QUESTION: The community continues to struggle to find a way to have an efficient, well-run bus system. Do you support adding a penny to the local sales tax to finance the bus system? If not, what funding source would you suggest?
I support the penny sales tax, only if 100 percent of the tax would go to supporting the bus system. However, I propose combining the city buses with our school bus system. This would increase ridership and add additional routes throughout the city and county. Students from ninth through 12th grades would be required to take public transportation, thereby freeing the K-6 students from early morning travel before sunrise.
BRIAN DEQUINCEY NEWMAN
To reach our potential as a city and a region we must have safe, clean and reliable public transportation and, over the past year, we have taken real steps toward achieving that goal. We have the tools. We have the leadership. All we need is a stable, long-term funding source. I support the penny because it would not only provide that source, but so in a way that is fair and equitable to all.
QUESTION: What do you propose as a means to better ensure public safety and how would you pay for it? Would you support new fees, assessments or a tax increase to make residents feel safer?
I absolutely am opposed to any new fees, assessments or a tax increase of any kind. However, I propose the development of religious, community-based development corporations. Our present neighborhood association and our religious organizations can unite to form these spiritual corporations whose prime objective will be the uplifting of falling humanity. These corporations would bear the responsibility for public safety in our community, thereby, reducing the need for any tax increase.
BRIAN DEQUINCEY NEWMAN

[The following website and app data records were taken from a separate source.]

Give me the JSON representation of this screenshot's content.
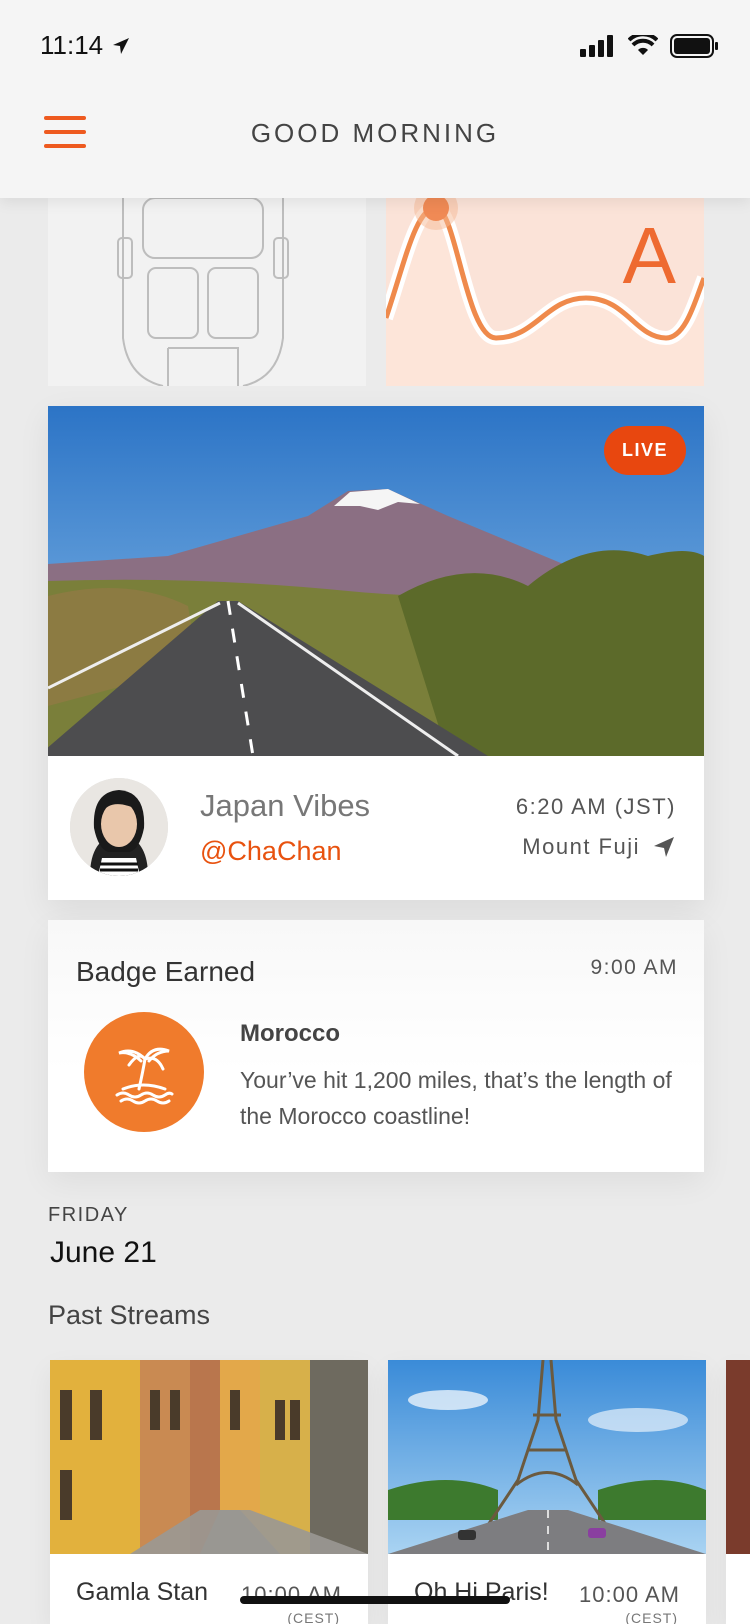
{
  "status_bar": {
    "time": "11:14"
  },
  "header": {
    "title": "GOOD MORNING"
  },
  "top_cards": {
    "wave_letter": "A"
  },
  "live_stream": {
    "badge": "LIVE",
    "title": "Japan Vibes",
    "handle": "@ChaChan",
    "time": "6:20 AM (JST)",
    "location": "Mount Fuji"
  },
  "badge_card": {
    "heading": "Badge Earned",
    "time": "9:00 AM",
    "place": "Morocco",
    "description": "Your’ve hit 1,200 miles, that’s the length of the Morocco coastline!"
  },
  "date_section": {
    "day": "FRIDAY",
    "date": "June 21",
    "past_title": "Past Streams"
  },
  "past_streams": [
    {
      "name": "Gamla Stan",
      "time": "10:00 AM",
      "zone": "(CEST)"
    },
    {
      "name": "Oh Hi Paris!",
      "time": "10:00 AM",
      "zone": "(CEST)"
    }
  ],
  "colors": {
    "accent": "#e8520f",
    "badge": "#f07b2c"
  }
}
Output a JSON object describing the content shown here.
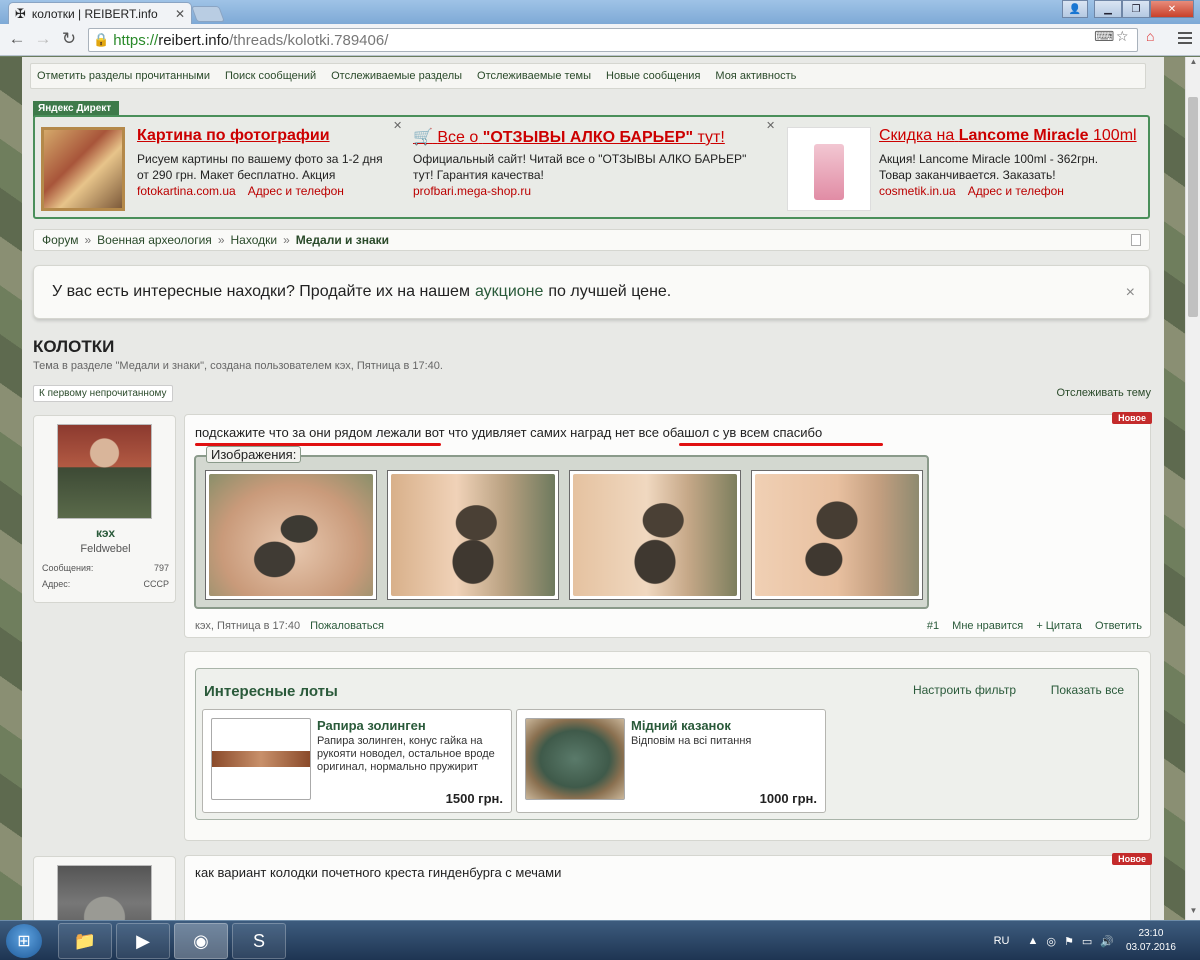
{
  "browser": {
    "tab_title": "колотки | REIBERT.info",
    "tab_icon": "iron-cross-icon",
    "url_scheme": "https://",
    "url_host": "reibert.info",
    "url_path": "/threads/kolotki.789406/"
  },
  "navstrip": {
    "items": [
      "Отметить разделы прочитанными",
      "Поиск сообщений",
      "Отслеживаемые разделы",
      "Отслеживаемые темы",
      "Новые сообщения",
      "Моя активность"
    ]
  },
  "direct": {
    "label": "Яндекс Директ",
    "ads": [
      {
        "title": "Картина по фотографии",
        "desc_line1": "Рисуем картины по вашему фото за 1-2 дня",
        "desc_line2": "от 290 грн. Макет бесплатно. Акция",
        "domain": "fotokartina.com.ua",
        "contacts": "Адрес и телефон"
      },
      {
        "title_prefix": "Все о",
        "title_bold": "\"ОТЗЫВЫ АЛКО БАРЬЕР\"",
        "title_suffix": "тут!",
        "desc_line1": "Официальный сайт! Читай все о \"ОТЗЫВЫ АЛКО БАРЬЕР\"",
        "desc_line2": "тут! Гарантия качества!",
        "domain": "profbari.mega-shop.ru"
      },
      {
        "title_prefix": "Скидка на",
        "title_bold": "Lancome Miracle",
        "title_suffix": "100ml",
        "desc_line1": "Акция! Lancome Miracle 100ml - 362грн.",
        "desc_line2": "Товар заканчивается. Заказать!",
        "domain": "cosmetik.in.ua",
        "contacts": "Адрес и телефон"
      }
    ]
  },
  "breadcrumb": {
    "items": [
      "Форум",
      "Военная археология",
      "Находки"
    ],
    "current": "Медали и знаки",
    "separator": "»"
  },
  "notice": {
    "text_before": "У вас есть интересные находки? Продайте их на нашем",
    "link": "аукционе",
    "text_after": "по лучшей цене.",
    "close": "×"
  },
  "thread": {
    "title": "КОЛОТКИ",
    "description": "Тема в разделе \"Медали и знаки\", создана пользователем кэх, Пятница в 17:40.",
    "first_unread": "К первому непрочитанному",
    "watch": "Отслеживать тему"
  },
  "post1": {
    "user": {
      "name": "кэх",
      "title": "Feldwebel",
      "messages_label": "Сообщения:",
      "messages_value": "797",
      "address_label": "Адрес:",
      "address_value": "СССР"
    },
    "badge": "Новое",
    "text": "подскажите что за они рядом лежали вот что удивляет самих наград нет все обашол с ув всем спасибо",
    "attachments_label": "Изображения:",
    "footer_author": "кэх, Пятница в 17:40",
    "footer_report": "Пожаловаться",
    "number": "#1",
    "like": "Мне нравится",
    "quote": "+ Цитата",
    "reply": "Ответить"
  },
  "lots": {
    "title": "Интересные лоты",
    "filter": "Настроить фильтр",
    "show_all": "Показать все",
    "items": [
      {
        "title": "Рапира золинген",
        "desc": "Рапира золинген, конус гайка на рукояти новодел, остальное вроде оригинал, нормально пружирит",
        "price": "1500 грн."
      },
      {
        "title": "Мідний казанок",
        "desc": "Відповім на всі питання",
        "price": "1000 грн."
      }
    ]
  },
  "post2": {
    "badge": "Новое",
    "text": "как вариант колодки почетного креста гинденбурга с мечами"
  },
  "taskbar": {
    "lang": "RU",
    "time": "23:10",
    "date": "03.07.2016"
  },
  "colors": {
    "accent_green": "#2a5a3a",
    "ad_red": "#cc0000",
    "badge_red": "#c42b2b"
  }
}
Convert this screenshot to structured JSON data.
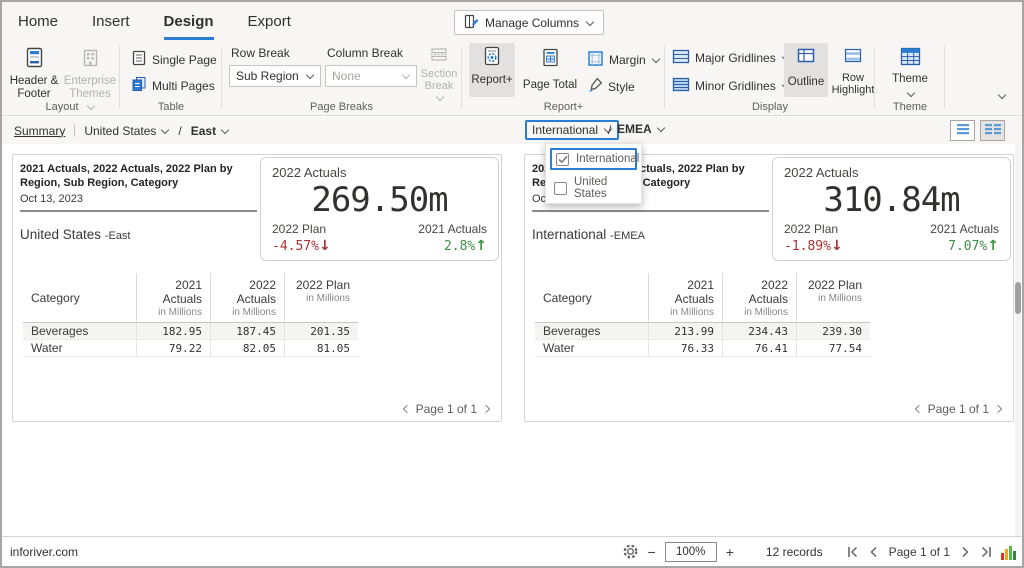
{
  "window": {
    "tabs": [
      {
        "label": "Home"
      },
      {
        "label": "Insert"
      },
      {
        "label": "Design",
        "active": true
      },
      {
        "label": "Export"
      }
    ],
    "manage_columns_label": "Manage Columns"
  },
  "ribbon": {
    "layout": {
      "label": "Layout",
      "header_footer": "Header & Footer",
      "enterprise_themes": "Enterprise Themes"
    },
    "table": {
      "label": "Table",
      "single_page": "Single Page",
      "multi_pages": "Multi Pages"
    },
    "page_breaks": {
      "label": "Page Breaks",
      "row_break_label": "Row Break",
      "row_break_value": "Sub Region",
      "column_break_label": "Column Break",
      "column_break_value": "None",
      "section_break": "Section Break"
    },
    "report_plus": {
      "label": "Report+",
      "report_plus": "Report+",
      "page_total": "Page Total",
      "margin": "Margin",
      "style": "Style"
    },
    "display": {
      "label": "Display",
      "major_gridlines": "Major Gridlines",
      "minor_gridlines": "Minor Gridlines",
      "outline": "Outline",
      "row_highlight": "Row Highlight"
    },
    "theme": {
      "label": "Theme",
      "button": "Theme"
    }
  },
  "breadcrumb": {
    "summary": "Summary",
    "region": "United States",
    "separator": "/",
    "subregion": "East",
    "filter_region": "International",
    "filter_separator": "/",
    "filter_subregion": "EMEA"
  },
  "dropdown": {
    "items": [
      {
        "label": "International",
        "checked": true
      },
      {
        "label": "United States",
        "checked": false
      }
    ]
  },
  "panels": [
    {
      "title": "2021 Actuals, 2022 Actuals, 2022 Plan by Region, Sub Region, Category",
      "date": "Oct 13, 2023",
      "region": "United States",
      "region_suffix": "-East",
      "kpi": {
        "label": "2022 Actuals",
        "value": "269.50m",
        "left_label": "2022 Plan",
        "left_value": "-4.57%",
        "left_arrow": "↓",
        "right_label": "2021 Actuals",
        "right_value": "2.8%",
        "right_arrow": "↑"
      },
      "table": {
        "col0": "Category",
        "headers": [
          {
            "line1": "2021 Actuals",
            "line2": "in Millions"
          },
          {
            "line1": "2022 Actuals",
            "line2": "in Millions"
          },
          {
            "line1": "2022 Plan",
            "line2": "in Millions"
          }
        ],
        "rows": [
          {
            "name": "Beverages",
            "v1": "182.95",
            "v2": "187.45",
            "v3": "201.35"
          },
          {
            "name": "Water",
            "v1": "79.22",
            "v2": "82.05",
            "v3": "81.05"
          }
        ]
      },
      "pager": "Page 1 of 1"
    },
    {
      "title": "2021 Actuals, 2022 Actuals, 2022 Plan by Region, Sub Region, Category",
      "date": "Oct 13, 2023",
      "region": "International",
      "region_suffix": "-EMEA",
      "kpi": {
        "label": "2022 Actuals",
        "value": "310.84m",
        "left_label": "2022 Plan",
        "left_value": "-1.89%",
        "left_arrow": "↓",
        "right_label": "2021 Actuals",
        "right_value": "7.07%",
        "right_arrow": "↑"
      },
      "table": {
        "col0": "Category",
        "headers": [
          {
            "line1": "2021 Actuals",
            "line2": "in Millions"
          },
          {
            "line1": "2022 Actuals",
            "line2": "in Millions"
          },
          {
            "line1": "2022 Plan",
            "line2": "in Millions"
          }
        ],
        "rows": [
          {
            "name": "Beverages",
            "v1": "213.99",
            "v2": "234.43",
            "v3": "239.30"
          },
          {
            "name": "Water",
            "v1": "76.33",
            "v2": "76.41",
            "v3": "77.54"
          }
        ]
      },
      "pager": "Page 1 of 1"
    }
  ],
  "statusbar": {
    "site": "inforiver.com",
    "zoom_out": "−",
    "zoom_value": "100%",
    "zoom_in": "+",
    "records": "12 records",
    "page": "Page 1 of 1"
  },
  "colors": {
    "accent": "#2b7cd3",
    "negative": "#a83232",
    "positive": "#3f8f44"
  }
}
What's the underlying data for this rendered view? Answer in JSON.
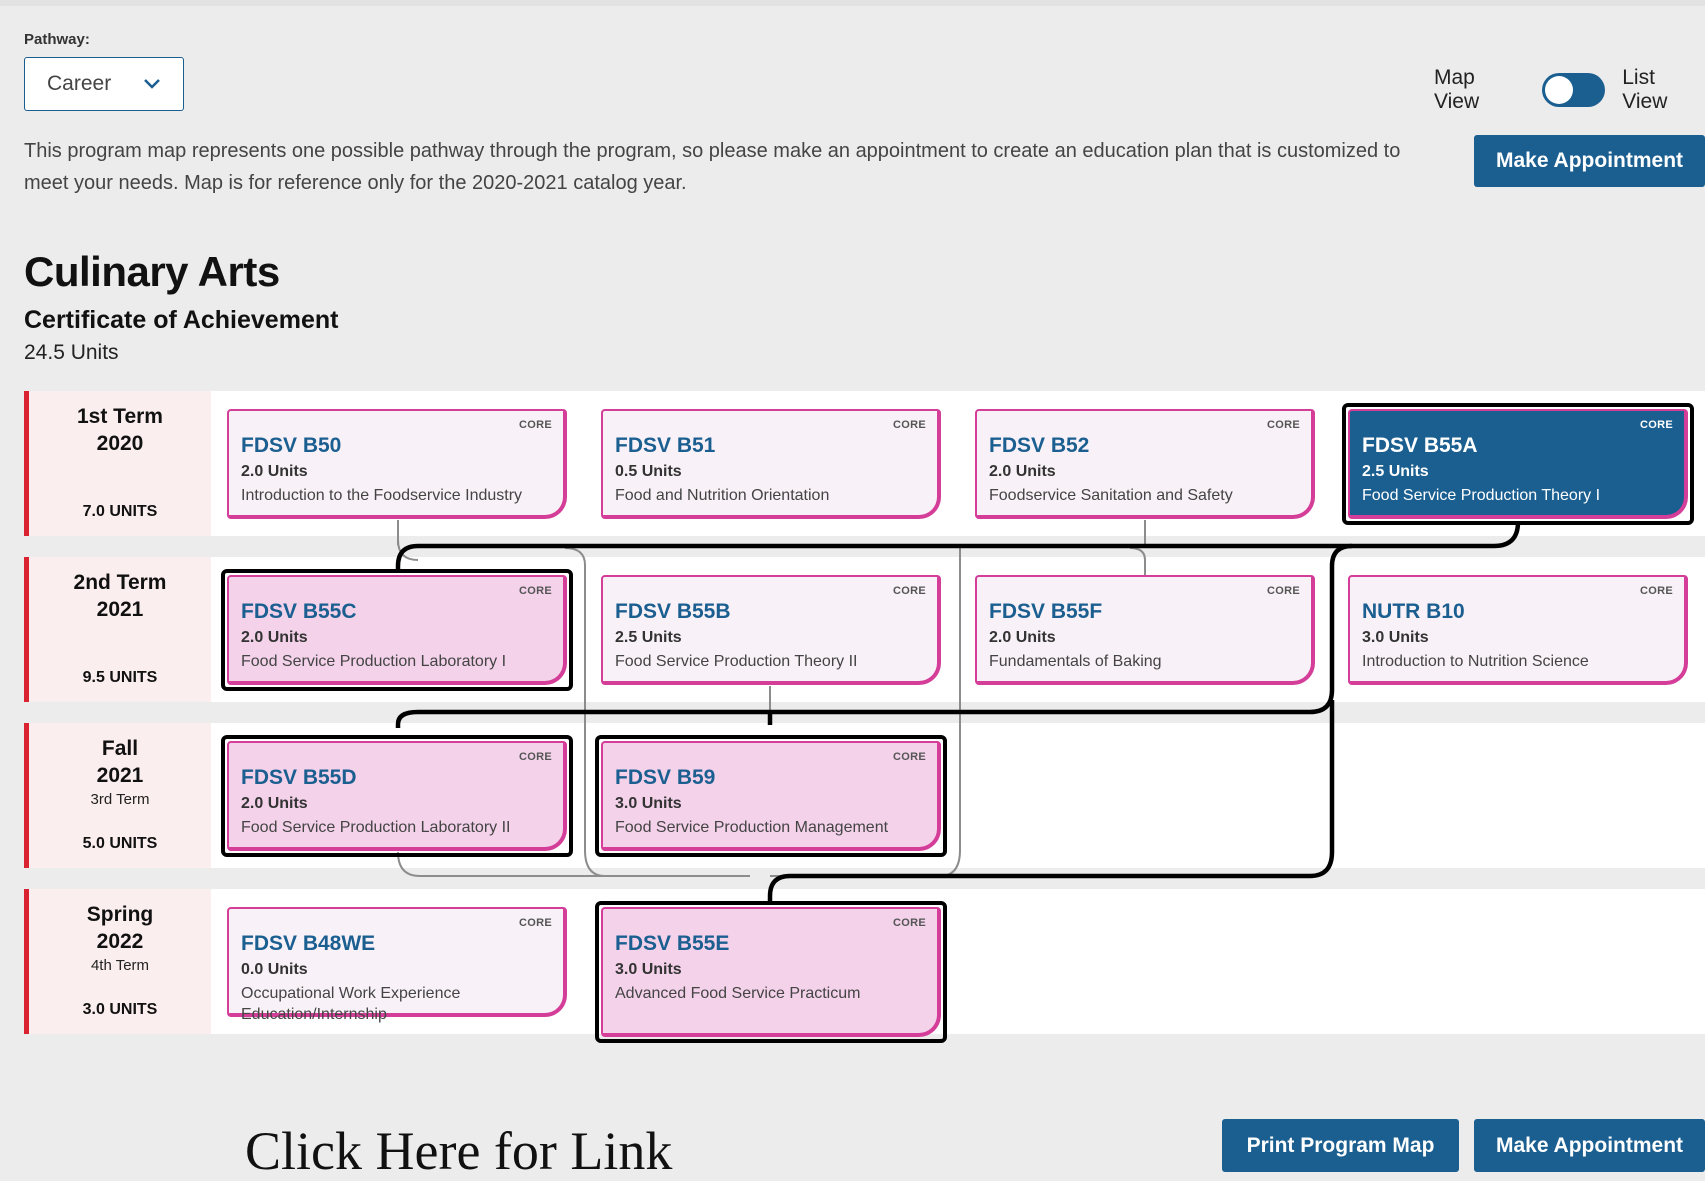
{
  "pathway": {
    "label": "Pathway:",
    "value": "Career"
  },
  "view_toggle": {
    "map_label": "Map View",
    "list_label": "List View",
    "active": "Map View"
  },
  "description": "This program map represents one possible pathway through the program, so please make an appointment to create an education plan that is customized to meet your needs. Map is for reference only for the 2020-2021 catalog year.",
  "buttons": {
    "make_appointment": "Make Appointment",
    "print_map": "Print Program Map"
  },
  "program": {
    "name": "Culinary Arts",
    "award": "Certificate of Achievement",
    "units": "24.5 Units"
  },
  "terms": [
    {
      "name": "1st Term",
      "year": "2020",
      "sub": "",
      "units": "7.0 UNITS"
    },
    {
      "name": "2nd Term",
      "year": "2021",
      "sub": "",
      "units": "9.5 UNITS"
    },
    {
      "name": "Fall",
      "year": "2021",
      "sub": "3rd Term",
      "units": "5.0 UNITS"
    },
    {
      "name": "Spring",
      "year": "2022",
      "sub": "4th Term",
      "units": "3.0 UNITS"
    }
  ],
  "courses": [
    {
      "code": "FDSV B50",
      "units": "2.0 Units",
      "title": "Introduction to the Foodservice Industry",
      "tag": "CORE"
    },
    {
      "code": "FDSV B51",
      "units": "0.5 Units",
      "title": "Food and Nutrition Orientation",
      "tag": "CORE"
    },
    {
      "code": "FDSV B52",
      "units": "2.0 Units",
      "title": "Foodservice Sanitation and Safety",
      "tag": "CORE"
    },
    {
      "code": "FDSV B55A",
      "units": "2.5 Units",
      "title": "Food Service Production Theory I",
      "tag": "CORE"
    },
    {
      "code": "FDSV B55C",
      "units": "2.0 Units",
      "title": "Food Service Production Laboratory I",
      "tag": "CORE"
    },
    {
      "code": "FDSV B55B",
      "units": "2.5 Units",
      "title": "Food Service Production Theory II",
      "tag": "CORE"
    },
    {
      "code": "FDSV B55F",
      "units": "2.0 Units",
      "title": "Fundamentals of Baking",
      "tag": "CORE"
    },
    {
      "code": "NUTR B10",
      "units": "3.0 Units",
      "title": "Introduction to Nutrition Science",
      "tag": "CORE"
    },
    {
      "code": "FDSV B55D",
      "units": "2.0 Units",
      "title": "Food Service Production Laboratory II",
      "tag": "CORE"
    },
    {
      "code": "FDSV B59",
      "units": "3.0 Units",
      "title": "Food Service Production Management",
      "tag": "CORE"
    },
    {
      "code": "FDSV B48WE",
      "units": "0.0 Units",
      "title": "Occupational Work Experience Education/Internship",
      "tag": "CORE"
    },
    {
      "code": "FDSV B55E",
      "units": "3.0 Units",
      "title": "Advanced Food Service Practicum",
      "tag": "CORE"
    }
  ],
  "link_text": "Click Here for Link"
}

As chairman for the city’s public safety committee and a member of the budget committee, I helped craft a budget that increased public safety funding by over $3.7 million without raising property taxes and I will continue to ensure our first responders have the resources they need to keep us all safe. But we didn’t buy a citywide drop in violent crime or sharp declines in homicides and assaults. That took leadership and community support.